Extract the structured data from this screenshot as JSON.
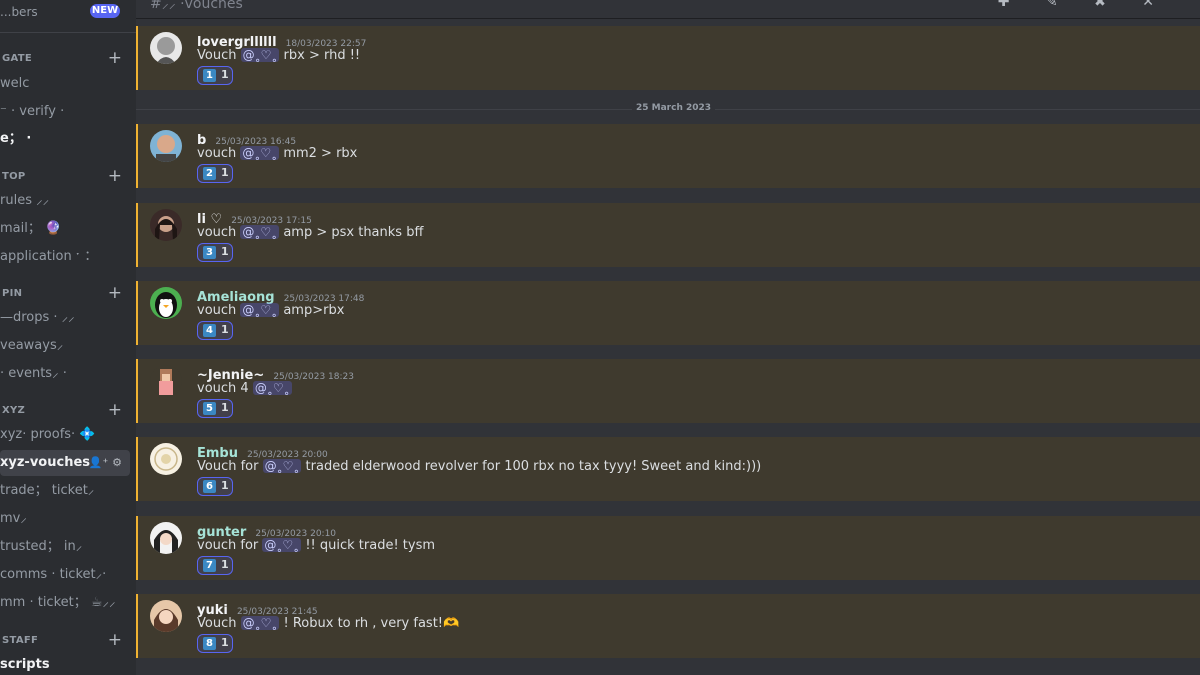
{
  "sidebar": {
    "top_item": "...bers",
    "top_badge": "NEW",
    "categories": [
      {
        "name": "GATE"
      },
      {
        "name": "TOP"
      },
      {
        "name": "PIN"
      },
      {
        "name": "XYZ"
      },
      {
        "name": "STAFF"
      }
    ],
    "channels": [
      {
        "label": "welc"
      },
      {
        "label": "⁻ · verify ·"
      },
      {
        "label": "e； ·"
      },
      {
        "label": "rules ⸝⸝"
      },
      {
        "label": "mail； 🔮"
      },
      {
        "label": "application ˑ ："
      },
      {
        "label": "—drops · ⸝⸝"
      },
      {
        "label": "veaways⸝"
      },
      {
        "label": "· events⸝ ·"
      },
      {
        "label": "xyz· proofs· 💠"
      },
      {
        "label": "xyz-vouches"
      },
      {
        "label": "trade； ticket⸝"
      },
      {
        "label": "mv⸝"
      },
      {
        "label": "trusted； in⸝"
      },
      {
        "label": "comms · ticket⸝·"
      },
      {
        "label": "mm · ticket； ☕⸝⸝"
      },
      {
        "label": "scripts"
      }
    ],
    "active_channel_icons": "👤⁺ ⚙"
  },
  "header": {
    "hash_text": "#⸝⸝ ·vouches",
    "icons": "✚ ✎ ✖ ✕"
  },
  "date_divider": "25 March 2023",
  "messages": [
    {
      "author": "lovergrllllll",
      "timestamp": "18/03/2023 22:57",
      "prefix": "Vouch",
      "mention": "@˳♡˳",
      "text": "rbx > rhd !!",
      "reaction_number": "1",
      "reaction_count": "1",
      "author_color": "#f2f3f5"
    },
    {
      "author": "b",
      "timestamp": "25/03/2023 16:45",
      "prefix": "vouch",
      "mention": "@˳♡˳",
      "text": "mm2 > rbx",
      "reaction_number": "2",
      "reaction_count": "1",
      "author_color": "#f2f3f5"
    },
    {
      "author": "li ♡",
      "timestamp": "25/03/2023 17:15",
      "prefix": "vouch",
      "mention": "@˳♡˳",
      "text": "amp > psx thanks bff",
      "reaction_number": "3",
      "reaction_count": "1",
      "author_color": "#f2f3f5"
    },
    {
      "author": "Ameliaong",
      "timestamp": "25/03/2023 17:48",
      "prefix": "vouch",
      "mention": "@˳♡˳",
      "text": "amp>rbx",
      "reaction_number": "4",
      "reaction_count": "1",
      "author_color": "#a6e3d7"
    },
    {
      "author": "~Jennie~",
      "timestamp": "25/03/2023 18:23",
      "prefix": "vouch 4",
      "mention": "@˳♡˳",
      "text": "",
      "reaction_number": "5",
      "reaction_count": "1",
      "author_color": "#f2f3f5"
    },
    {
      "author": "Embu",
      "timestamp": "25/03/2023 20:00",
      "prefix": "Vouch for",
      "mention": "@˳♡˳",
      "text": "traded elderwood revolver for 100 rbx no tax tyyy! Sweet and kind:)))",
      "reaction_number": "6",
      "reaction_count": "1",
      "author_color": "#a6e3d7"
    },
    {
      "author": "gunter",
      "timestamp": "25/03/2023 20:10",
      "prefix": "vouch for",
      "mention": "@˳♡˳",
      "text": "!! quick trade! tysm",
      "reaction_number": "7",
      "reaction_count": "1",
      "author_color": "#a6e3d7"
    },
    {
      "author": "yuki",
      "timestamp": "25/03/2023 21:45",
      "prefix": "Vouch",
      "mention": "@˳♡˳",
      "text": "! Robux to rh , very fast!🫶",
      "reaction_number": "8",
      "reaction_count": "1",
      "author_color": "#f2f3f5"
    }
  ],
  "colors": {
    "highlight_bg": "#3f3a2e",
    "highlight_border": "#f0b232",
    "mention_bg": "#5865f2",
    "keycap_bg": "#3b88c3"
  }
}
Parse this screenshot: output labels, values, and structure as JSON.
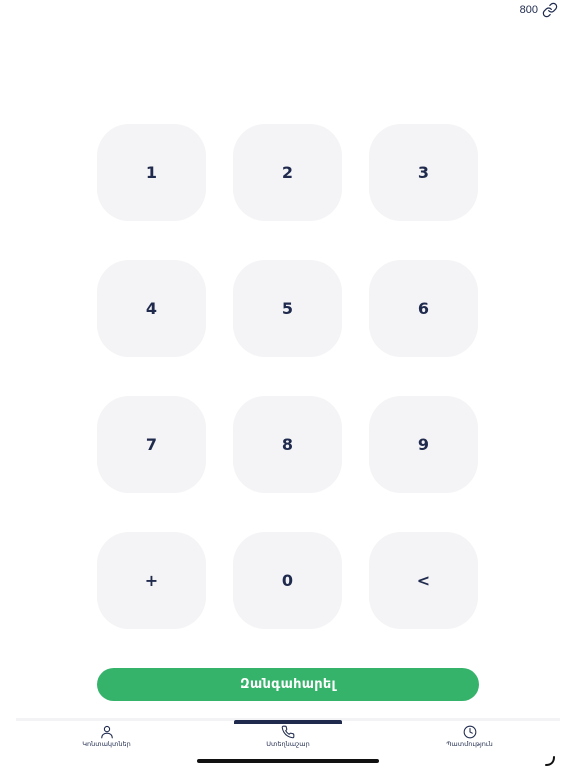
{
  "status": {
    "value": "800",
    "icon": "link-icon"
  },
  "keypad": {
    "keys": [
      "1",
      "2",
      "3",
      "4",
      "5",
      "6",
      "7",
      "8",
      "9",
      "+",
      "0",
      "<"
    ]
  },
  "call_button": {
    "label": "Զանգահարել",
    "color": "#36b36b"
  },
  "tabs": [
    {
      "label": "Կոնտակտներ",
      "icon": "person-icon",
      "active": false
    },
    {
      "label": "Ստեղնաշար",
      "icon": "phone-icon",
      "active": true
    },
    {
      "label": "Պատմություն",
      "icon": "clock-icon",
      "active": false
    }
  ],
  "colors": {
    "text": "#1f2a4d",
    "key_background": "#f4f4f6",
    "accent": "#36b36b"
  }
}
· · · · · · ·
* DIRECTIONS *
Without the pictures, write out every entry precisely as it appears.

* OUTPUT *
Extract the structured data from this screenshot as JSON.
{
  "sidebar": {
    "top_item": "...bers",
    "top_badge": "NEW",
    "categories": [
      {
        "name": "GATE"
      },
      {
        "name": "TOP"
      },
      {
        "name": "PIN"
      },
      {
        "name": "XYZ"
      },
      {
        "name": "STAFF"
      }
    ],
    "channels": [
      {
        "label": "welc"
      },
      {
        "label": "⁻ · verify ·"
      },
      {
        "label": "e； ·"
      },
      {
        "label": "rules ⸝⸝"
      },
      {
        "label": "mail； 🔮"
      },
      {
        "label": "application ˑ ："
      },
      {
        "label": "—drops · ⸝⸝"
      },
      {
        "label": "veaways⸝"
      },
      {
        "label": "· events⸝ ·"
      },
      {
        "label": "xyz· proofs· 💠"
      },
      {
        "label": "xyz-vouches"
      },
      {
        "label": "trade； ticket⸝"
      },
      {
        "label": "mv⸝"
      },
      {
        "label": "trusted； in⸝"
      },
      {
        "label": "comms · ticket⸝·"
      },
      {
        "label": "mm · ticket； ☕⸝⸝"
      },
      {
        "label": "scripts"
      }
    ],
    "active_channel_icons": "👤⁺ ⚙"
  },
  "header": {
    "hash_text": "#⸝⸝ ·vouches",
    "icons": "✚ ✎ ✖ ✕"
  },
  "date_divider": "25 March 2023",
  "messages": [
    {
      "author": "lovergrllllll",
      "timestamp": "18/03/2023 22:57",
      "prefix": "Vouch",
      "mention": "@˳♡˳",
      "text": "rbx > rhd !!",
      "reaction_number": "1",
      "reaction_count": "1",
      "author_color": "#f2f3f5"
    },
    {
      "author": "b",
      "timestamp": "25/03/2023 16:45",
      "prefix": "vouch",
      "mention": "@˳♡˳",
      "text": "mm2 > rbx",
      "reaction_number": "2",
      "reaction_count": "1",
      "author_color": "#f2f3f5"
    },
    {
      "author": "li ♡",
      "timestamp": "25/03/2023 17:15",
      "prefix": "vouch",
      "mention": "@˳♡˳",
      "text": "amp > psx thanks bff",
      "reaction_number": "3",
      "reaction_count": "1",
      "author_color": "#f2f3f5"
    },
    {
      "author": "Ameliaong",
      "timestamp": "25/03/2023 17:48",
      "prefix": "vouch",
      "mention": "@˳♡˳",
      "text": "amp>rbx",
      "reaction_number": "4",
      "reaction_count": "1",
      "author_color": "#a6e3d7"
    },
    {
      "author": "~Jennie~",
      "timestamp": "25/03/2023 18:23",
      "prefix": "vouch 4",
      "mention": "@˳♡˳",
      "text": "",
      "reaction_number": "5",
      "reaction_count": "1",
      "author_color": "#f2f3f5"
    },
    {
      "author": "Embu",
      "timestamp": "25/03/2023 20:00",
      "prefix": "Vouch for",
      "mention": "@˳♡˳",
      "text": "traded elderwood revolver for 100 rbx no tax tyyy! Sweet and kind:)))",
      "reaction_number": "6",
      "reaction_count": "1",
      "author_color": "#a6e3d7"
    },
    {
      "author": "gunter",
      "timestamp": "25/03/2023 20:10",
      "prefix": "vouch for",
      "mention": "@˳♡˳",
      "text": "!! quick trade! tysm",
      "reaction_number": "7",
      "reaction_count": "1",
      "author_color": "#a6e3d7"
    },
    {
      "author": "yuki",
      "timestamp": "25/03/2023 21:45",
      "prefix": "Vouch",
      "mention": "@˳♡˳",
      "text": "! Robux to rh , very fast!🫶",
      "reaction_number": "8",
      "reaction_count": "1",
      "author_color": "#f2f3f5"
    }
  ],
  "colors": {
    "highlight_bg": "#3f3a2e",
    "highlight_border": "#f0b232",
    "mention_bg": "#5865f2",
    "keycap_bg": "#3b88c3"
  }
}
Parse this screenshot: output labels, values, and structure as JSON.
{
  "status": {
    "value": "800",
    "icon": "link-icon"
  },
  "keypad": {
    "keys": [
      "1",
      "2",
      "3",
      "4",
      "5",
      "6",
      "7",
      "8",
      "9",
      "+",
      "0",
      "<"
    ]
  },
  "call_button": {
    "label": "Զանգահարել",
    "color": "#36b36b"
  },
  "tabs": [
    {
      "label": "Կոնտակտներ",
      "icon": "person-icon",
      "active": false
    },
    {
      "label": "Ստեղնաշար",
      "icon": "phone-icon",
      "active": true
    },
    {
      "label": "Պատմություն",
      "icon": "clock-icon",
      "active": false
    }
  ],
  "colors": {
    "text": "#1f2a4d",
    "key_background": "#f4f4f6",
    "accent": "#36b36b"
  }
}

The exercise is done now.